An Oklahoma general power of attorney (GPOA) is a legal document through which an individual, known as the “principal,” appoints an agent, or “attorney-in-fact,” to manage their financial, business, and property matters. This arrangement is effective immediately or from a future date and ends if the principal becomes incapacitated.
The principal must sign the document in front of two witnesses and a notary public for validation. The agent, usually a trusted friend or relative, is expected to handle the principal’s affairs with integrity. This form of power of attorney differs from a durable one, as it specifically terminates upon the principal’s incapacity, ideal for those wanting management only while they are capable.
Signing Requirements (58 OS § 3005) – The principal must obtain official recognition of their signature in the presence of a notary public.

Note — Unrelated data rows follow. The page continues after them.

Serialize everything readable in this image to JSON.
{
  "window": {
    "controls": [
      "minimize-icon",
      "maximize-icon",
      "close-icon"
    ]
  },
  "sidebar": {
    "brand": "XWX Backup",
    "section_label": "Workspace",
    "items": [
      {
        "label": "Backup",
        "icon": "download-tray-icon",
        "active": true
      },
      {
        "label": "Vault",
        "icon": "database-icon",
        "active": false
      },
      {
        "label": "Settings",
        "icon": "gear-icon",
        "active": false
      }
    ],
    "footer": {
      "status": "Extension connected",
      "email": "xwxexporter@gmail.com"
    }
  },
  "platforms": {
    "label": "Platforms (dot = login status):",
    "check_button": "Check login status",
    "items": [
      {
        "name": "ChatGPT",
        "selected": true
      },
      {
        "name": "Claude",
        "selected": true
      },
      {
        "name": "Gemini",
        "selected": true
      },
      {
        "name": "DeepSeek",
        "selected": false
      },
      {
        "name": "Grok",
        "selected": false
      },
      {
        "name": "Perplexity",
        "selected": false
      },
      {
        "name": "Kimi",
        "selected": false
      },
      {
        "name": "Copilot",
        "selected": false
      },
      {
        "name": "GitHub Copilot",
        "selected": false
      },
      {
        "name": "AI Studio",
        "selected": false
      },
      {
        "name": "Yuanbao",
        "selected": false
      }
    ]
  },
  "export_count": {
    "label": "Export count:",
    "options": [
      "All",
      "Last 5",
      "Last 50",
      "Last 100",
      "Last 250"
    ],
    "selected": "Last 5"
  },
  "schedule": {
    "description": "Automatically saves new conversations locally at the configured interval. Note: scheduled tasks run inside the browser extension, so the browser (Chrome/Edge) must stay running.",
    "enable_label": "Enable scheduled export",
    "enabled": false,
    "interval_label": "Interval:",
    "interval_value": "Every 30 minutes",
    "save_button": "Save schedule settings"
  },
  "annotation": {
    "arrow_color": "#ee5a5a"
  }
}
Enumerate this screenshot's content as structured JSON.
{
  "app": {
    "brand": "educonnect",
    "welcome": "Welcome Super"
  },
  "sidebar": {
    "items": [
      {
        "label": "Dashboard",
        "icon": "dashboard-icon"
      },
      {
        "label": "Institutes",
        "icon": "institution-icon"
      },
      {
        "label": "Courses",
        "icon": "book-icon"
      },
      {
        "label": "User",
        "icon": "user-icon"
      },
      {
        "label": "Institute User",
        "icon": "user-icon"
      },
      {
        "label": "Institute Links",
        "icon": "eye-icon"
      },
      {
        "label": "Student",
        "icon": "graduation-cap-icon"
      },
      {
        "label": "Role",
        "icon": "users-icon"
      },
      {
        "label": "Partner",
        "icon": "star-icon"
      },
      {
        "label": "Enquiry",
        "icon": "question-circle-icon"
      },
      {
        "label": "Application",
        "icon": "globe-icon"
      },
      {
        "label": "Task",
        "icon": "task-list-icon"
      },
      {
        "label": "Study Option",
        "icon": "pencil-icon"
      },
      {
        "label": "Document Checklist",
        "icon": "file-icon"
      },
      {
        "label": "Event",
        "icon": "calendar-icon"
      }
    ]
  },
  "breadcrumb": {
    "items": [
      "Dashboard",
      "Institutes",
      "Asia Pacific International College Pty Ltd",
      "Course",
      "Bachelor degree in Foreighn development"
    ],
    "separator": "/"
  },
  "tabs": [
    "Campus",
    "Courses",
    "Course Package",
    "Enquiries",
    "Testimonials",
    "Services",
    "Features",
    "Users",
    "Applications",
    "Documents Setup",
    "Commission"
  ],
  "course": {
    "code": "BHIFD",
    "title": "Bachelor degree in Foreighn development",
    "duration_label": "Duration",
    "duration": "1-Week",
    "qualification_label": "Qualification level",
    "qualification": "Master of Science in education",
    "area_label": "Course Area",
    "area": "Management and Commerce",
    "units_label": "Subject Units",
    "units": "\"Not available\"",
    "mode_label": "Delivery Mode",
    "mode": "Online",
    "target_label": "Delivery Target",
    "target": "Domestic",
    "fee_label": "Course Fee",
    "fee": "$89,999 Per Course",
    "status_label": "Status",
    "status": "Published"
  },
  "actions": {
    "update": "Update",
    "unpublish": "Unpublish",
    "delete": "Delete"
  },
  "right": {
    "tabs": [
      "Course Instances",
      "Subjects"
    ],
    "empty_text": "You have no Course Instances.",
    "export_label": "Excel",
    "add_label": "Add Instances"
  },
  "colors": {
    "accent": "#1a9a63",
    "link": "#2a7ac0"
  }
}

Presumption of Durability (§ 1072) – No, power of attorney should specify that it will not be revoked upon the principal’s incapacity.